_What the task requires_. Filter the records for "Время" and keep each line that has it.

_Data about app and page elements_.
____

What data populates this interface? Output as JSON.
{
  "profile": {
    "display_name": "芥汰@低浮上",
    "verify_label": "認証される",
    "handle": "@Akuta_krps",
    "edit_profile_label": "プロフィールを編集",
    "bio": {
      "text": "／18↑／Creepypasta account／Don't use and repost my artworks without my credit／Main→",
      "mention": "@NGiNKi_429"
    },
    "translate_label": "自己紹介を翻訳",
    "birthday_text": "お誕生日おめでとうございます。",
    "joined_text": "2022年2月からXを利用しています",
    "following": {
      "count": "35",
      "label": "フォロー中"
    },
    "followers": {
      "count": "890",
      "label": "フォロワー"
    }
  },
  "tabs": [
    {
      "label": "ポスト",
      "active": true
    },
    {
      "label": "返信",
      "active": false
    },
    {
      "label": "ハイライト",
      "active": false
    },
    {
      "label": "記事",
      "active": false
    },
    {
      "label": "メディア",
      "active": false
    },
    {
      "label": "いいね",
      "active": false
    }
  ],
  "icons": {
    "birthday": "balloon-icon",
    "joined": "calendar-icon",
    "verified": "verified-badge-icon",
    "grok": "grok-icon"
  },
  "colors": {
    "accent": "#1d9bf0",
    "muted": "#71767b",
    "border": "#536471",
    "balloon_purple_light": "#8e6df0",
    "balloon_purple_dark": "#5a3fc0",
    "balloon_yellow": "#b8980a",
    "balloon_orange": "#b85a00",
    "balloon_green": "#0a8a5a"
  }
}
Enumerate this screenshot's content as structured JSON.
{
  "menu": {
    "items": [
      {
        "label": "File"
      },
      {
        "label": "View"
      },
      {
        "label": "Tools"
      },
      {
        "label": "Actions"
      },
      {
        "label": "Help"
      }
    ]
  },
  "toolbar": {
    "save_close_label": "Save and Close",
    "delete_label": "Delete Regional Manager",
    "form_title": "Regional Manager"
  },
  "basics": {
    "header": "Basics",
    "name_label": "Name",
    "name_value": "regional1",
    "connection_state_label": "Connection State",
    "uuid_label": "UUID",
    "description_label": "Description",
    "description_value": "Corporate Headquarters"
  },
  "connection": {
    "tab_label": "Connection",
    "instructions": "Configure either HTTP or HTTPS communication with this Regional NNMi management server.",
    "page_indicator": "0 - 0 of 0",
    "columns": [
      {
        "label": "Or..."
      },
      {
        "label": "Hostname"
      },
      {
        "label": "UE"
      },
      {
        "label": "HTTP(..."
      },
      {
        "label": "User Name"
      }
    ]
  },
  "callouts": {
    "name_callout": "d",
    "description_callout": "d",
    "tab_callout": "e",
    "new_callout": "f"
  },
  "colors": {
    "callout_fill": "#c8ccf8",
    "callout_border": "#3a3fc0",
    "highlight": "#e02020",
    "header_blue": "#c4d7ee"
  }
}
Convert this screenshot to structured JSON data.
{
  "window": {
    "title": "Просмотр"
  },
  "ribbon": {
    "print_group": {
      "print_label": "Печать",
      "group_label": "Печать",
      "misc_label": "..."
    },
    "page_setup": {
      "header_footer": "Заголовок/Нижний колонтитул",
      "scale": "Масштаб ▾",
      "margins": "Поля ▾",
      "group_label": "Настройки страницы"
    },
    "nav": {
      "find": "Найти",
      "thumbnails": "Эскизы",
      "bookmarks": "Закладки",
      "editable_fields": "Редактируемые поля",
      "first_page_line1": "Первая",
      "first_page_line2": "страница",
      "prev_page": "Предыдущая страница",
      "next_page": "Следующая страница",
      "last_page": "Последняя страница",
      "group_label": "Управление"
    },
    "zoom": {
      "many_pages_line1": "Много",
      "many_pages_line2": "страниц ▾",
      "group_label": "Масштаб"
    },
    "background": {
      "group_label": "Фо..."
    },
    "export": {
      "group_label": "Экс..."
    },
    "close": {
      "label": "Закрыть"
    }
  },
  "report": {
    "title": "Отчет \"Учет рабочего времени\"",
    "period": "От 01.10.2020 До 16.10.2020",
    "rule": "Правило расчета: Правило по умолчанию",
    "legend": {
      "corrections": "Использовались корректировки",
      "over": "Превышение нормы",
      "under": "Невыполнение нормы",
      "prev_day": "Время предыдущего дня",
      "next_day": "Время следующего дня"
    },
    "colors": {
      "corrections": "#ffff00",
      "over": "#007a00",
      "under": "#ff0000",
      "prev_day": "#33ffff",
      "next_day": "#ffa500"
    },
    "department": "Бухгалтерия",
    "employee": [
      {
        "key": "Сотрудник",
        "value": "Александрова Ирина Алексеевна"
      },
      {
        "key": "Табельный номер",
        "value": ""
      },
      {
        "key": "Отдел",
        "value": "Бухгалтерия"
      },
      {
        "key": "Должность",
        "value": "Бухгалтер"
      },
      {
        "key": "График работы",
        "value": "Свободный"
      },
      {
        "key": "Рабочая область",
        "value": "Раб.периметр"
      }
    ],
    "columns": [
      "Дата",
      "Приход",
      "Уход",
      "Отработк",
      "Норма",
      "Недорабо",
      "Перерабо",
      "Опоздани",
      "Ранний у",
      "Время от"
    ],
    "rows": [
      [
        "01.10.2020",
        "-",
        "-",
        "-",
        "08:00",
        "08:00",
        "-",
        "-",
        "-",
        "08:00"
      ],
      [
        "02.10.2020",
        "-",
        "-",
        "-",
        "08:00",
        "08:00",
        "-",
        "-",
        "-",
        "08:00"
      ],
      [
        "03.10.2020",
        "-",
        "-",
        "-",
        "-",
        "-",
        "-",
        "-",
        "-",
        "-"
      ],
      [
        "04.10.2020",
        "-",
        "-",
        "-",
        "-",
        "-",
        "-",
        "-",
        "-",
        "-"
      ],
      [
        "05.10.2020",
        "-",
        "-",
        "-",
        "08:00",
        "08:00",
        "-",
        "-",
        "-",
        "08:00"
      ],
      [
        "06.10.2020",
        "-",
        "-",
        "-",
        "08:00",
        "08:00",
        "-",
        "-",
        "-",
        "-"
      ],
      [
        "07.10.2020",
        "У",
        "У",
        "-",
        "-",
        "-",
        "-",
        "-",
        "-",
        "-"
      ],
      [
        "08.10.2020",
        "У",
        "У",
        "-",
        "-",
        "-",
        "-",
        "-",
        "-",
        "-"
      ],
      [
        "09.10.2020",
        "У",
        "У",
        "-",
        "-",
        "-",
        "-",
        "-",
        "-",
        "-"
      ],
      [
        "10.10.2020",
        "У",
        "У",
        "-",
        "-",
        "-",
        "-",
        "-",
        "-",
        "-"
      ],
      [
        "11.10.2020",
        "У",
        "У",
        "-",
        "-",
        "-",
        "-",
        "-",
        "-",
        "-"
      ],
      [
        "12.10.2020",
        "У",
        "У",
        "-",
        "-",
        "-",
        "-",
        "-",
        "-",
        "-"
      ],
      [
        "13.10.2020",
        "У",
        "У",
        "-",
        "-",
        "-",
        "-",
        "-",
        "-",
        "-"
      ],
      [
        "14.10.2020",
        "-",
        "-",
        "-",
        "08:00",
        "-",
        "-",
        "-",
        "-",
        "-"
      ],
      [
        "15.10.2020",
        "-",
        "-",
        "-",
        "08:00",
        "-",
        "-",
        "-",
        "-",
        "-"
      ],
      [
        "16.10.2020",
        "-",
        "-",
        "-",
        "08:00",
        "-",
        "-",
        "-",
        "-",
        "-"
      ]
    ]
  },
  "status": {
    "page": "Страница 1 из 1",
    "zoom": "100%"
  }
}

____

_Answer to this problem_.
      "prev_day": "Время предыдущего дня",
      "next_day": "Время следующего дня"
      "Время от"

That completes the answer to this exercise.